A verbatim copy of the entries is the required answer.

--

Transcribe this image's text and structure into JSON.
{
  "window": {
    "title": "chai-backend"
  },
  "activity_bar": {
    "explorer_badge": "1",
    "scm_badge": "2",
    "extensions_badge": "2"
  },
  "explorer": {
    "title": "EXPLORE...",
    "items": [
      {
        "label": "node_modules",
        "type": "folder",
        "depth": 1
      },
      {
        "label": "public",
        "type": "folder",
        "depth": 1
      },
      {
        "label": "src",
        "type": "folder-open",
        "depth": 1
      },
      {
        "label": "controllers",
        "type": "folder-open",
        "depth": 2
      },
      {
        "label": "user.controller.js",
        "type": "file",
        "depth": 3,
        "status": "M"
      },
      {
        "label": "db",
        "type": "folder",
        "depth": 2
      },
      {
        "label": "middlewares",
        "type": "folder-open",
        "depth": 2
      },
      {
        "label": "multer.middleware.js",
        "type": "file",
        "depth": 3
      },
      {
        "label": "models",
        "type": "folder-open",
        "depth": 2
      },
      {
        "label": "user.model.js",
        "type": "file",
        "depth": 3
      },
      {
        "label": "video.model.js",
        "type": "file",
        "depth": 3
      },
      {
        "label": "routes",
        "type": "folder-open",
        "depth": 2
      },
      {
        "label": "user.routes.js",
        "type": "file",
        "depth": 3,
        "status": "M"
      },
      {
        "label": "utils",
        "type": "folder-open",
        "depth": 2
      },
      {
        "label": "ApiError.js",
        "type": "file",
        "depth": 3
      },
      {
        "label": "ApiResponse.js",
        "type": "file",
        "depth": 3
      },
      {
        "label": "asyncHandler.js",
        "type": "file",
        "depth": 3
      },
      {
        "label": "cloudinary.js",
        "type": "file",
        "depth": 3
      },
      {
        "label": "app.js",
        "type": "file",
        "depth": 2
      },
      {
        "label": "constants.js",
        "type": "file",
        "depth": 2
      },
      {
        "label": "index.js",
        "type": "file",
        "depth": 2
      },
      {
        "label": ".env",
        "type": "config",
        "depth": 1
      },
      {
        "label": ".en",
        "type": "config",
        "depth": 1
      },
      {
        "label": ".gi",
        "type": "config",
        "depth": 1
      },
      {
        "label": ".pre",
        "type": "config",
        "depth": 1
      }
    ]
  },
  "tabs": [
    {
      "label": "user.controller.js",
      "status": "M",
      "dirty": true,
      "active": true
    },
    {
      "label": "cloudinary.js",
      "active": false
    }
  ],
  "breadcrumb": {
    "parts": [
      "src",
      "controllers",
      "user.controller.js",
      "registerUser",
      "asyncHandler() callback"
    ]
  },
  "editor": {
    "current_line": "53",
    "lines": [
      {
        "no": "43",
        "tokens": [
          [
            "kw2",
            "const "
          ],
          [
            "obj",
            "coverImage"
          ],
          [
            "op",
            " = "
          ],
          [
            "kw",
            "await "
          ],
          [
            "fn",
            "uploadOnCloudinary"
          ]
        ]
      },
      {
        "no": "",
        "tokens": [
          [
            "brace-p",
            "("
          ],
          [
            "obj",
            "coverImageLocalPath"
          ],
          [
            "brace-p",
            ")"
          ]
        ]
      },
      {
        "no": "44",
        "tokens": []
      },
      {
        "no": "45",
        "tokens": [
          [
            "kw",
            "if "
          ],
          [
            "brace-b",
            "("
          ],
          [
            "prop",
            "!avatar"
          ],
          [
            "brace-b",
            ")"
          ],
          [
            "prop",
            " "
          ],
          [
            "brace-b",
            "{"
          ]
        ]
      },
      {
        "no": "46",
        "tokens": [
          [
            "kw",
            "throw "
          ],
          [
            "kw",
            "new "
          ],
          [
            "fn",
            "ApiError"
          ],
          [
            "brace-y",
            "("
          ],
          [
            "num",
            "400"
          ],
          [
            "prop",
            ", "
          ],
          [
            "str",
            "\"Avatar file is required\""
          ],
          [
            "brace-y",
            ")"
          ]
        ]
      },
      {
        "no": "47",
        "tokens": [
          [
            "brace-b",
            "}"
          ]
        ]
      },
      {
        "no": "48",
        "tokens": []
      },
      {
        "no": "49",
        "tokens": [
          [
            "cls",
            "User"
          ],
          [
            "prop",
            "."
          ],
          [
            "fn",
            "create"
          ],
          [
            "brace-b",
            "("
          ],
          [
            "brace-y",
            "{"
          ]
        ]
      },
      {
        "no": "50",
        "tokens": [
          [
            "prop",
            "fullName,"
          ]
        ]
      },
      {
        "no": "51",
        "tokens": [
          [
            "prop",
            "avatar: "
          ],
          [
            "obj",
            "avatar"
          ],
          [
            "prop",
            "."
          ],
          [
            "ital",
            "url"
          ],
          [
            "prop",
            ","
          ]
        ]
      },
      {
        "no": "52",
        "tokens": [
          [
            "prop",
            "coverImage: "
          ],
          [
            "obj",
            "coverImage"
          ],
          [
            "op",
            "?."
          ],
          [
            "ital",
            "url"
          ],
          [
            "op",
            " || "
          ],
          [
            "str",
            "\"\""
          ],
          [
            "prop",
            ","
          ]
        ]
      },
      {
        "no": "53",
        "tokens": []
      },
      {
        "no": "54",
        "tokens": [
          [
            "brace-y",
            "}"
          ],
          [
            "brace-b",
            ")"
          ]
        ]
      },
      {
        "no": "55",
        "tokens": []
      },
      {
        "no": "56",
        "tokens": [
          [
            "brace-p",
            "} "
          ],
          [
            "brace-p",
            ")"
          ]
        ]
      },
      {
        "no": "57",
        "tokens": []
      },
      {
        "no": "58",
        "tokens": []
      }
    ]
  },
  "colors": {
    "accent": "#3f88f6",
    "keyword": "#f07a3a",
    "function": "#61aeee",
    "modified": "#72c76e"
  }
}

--

Worked solution:
Transcribe this image's text and structure into JSON.
{
  "window": {
    "title": "chai-backend"
  },
  "activity_bar": {
    "explorer_badge": "1",
    "scm_badge": "2",
    "extensions_badge": "2"
  },
  "explorer": {
    "title": "EXPLORE...",
    "items": [
      {
        "label": "node_modules",
        "type": "folder",
        "depth": 1
      },
      {
        "label": "public",
        "type": "folder",
        "depth": 1
      },
      {
        "label": "src",
        "type": "folder-open",
        "depth": 1
      },
      {
        "label": "controllers",
        "type": "folder-open",
        "depth": 2
      },
      {
        "label": "user.controller.js",
        "type": "file",
        "depth": 3,
        "status": "M"
      },
      {
        "label": "db",
        "type": "folder",
        "depth": 2
      },
      {
        "label": "middlewares",
        "type": "folder-open",
        "depth": 2
      },
      {
        "label": "multer.middleware.js",
        "type": "file",
        "depth": 3
      },
      {
        "label": "models",
        "type": "folder-open",
        "depth": 2
      },
      {
        "label": "user.model.js",
        "type": "file",
        "depth": 3
      },
      {
        "label": "video.model.js",
        "type": "file",
        "depth": 3
      },
      {
        "label": "routes",
        "type": "folder-open",
        "depth": 2
      },
      {
        "label": "user.routes.js",
        "type": "file",
        "depth": 3,
        "status": "M"
      },
      {
        "label": "utils",
        "type": "folder-open",
        "depth": 2
      },
      {
        "label": "ApiError.js",
        "type": "file",
        "depth": 3
      },
      {
        "label": "ApiResponse.js",
        "type": "file",
        "depth": 3
      },
      {
        "label": "asyncHandler.js",
        "type": "file",
        "depth": 3
      },
      {
        "label": "cloudinary.js",
        "type": "file",
        "depth": 3
      },
      {
        "label": "app.js",
        "type": "file",
        "depth": 2
      },
      {
        "label": "constants.js",
        "type": "file",
        "depth": 2
      },
      {
        "label": "index.js",
        "type": "file",
        "depth": 2
      },
      {
        "label": ".env",
        "type": "config",
        "depth": 1
      },
      {
        "label": ".en",
        "type": "config",
        "depth": 1
      },
      {
        "label": ".gi",
        "type": "config",
        "depth": 1
      },
      {
        "label": ".pre",
        "type": "config",
        "depth": 1
      }
    ]
  },
  "tabs": [
    {
      "label": "user.controller.js",
      "status": "M",
      "dirty": true,
      "active": true
    },
    {
      "label": "cloudinary.js",
      "active": false
    }
  ],
  "breadcrumb": {
    "parts": [
      "src",
      "controllers",
      "user.controller.js",
      "registerUser",
      "asyncHandler() callback"
    ]
  },
  "editor": {
    "current_line": "53",
    "lines": [
      {
        "no": "43",
        "tokens": [
          [
            "kw2",
            "const "
          ],
          [
            "obj",
            "coverImage"
          ],
          [
            "op",
            " = "
          ],
          [
            "kw",
            "await "
          ],
          [
            "fn",
            "uploadOnCloudinary"
          ]
        ]
      },
      {
        "no": "",
        "tokens": [
          [
            "brace-p",
            "("
          ],
          [
            "obj",
            "coverImageLocalPath"
          ],
          [
            "brace-p",
            ")"
          ]
        ]
      },
      {
        "no": "44",
        "tokens": []
      },
      {
        "no": "45",
        "tokens": [
          [
            "kw",
            "if "
          ],
          [
            "brace-b",
            "("
          ],
          [
            "prop",
            "!avatar"
          ],
          [
            "brace-b",
            ")"
          ],
          [
            "prop",
            " "
          ],
          [
            "brace-b",
            "{"
          ]
        ]
      },
      {
        "no": "46",
        "tokens": [
          [
            "kw",
            "throw "
          ],
          [
            "kw",
            "new "
          ],
          [
            "fn",
            "ApiError"
          ],
          [
            "brace-y",
            "("
          ],
          [
            "num",
            "400"
          ],
          [
            "prop",
            ", "
          ],
          [
            "str",
            "\"Avatar file is required\""
          ],
          [
            "brace-y",
            ")"
          ]
        ]
      },
      {
        "no": "47",
        "tokens": [
          [
            "brace-b",
            "}"
          ]
        ]
      },
      {
        "no": "48",
        "tokens": []
      },
      {
        "no": "49",
        "tokens": [
          [
            "cls",
            "User"
          ],
          [
            "prop",
            "."
          ],
          [
            "fn",
            "create"
          ],
          [
            "brace-b",
            "("
          ],
          [
            "brace-y",
            "{"
          ]
        ]
      },
      {
        "no": "50",
        "tokens": [
          [
            "prop",
            "fullName,"
          ]
        ]
      },
      {
        "no": "51",
        "tokens": [
          [
            "prop",
            "avatar: "
          ],
          [
            "obj",
            "avatar"
          ],
          [
            "prop",
            "."
          ],
          [
            "ital",
            "url"
          ],
          [
            "prop",
            ","
          ]
        ]
      },
      {
        "no": "52",
        "tokens": [
          [
            "prop",
            "coverImage: "
          ],
          [
            "obj",
            "coverImage"
          ],
          [
            "op",
            "?."
          ],
          [
            "ital",
            "url"
          ],
          [
            "op",
            " || "
          ],
          [
            "str",
            "\"\""
          ],
          [
            "prop",
            ","
          ]
        ]
      },
      {
        "no": "53",
        "tokens": []
      },
      {
        "no": "54",
        "tokens": [
          [
            "brace-y",
            "}"
          ],
          [
            "brace-b",
            ")"
          ]
        ]
      },
      {
        "no": "55",
        "tokens": []
      },
      {
        "no": "56",
        "tokens": [
          [
            "brace-p",
            "} "
          ],
          [
            "brace-p",
            ")"
          ]
        ]
      },
      {
        "no": "57",
        "tokens": []
      },
      {
        "no": "58",
        "tokens": []
      }
    ]
  },
  "colors": {
    "accent": "#3f88f6",
    "keyword": "#f07a3a",
    "function": "#61aeee",
    "modified": "#72c76e"
  }
}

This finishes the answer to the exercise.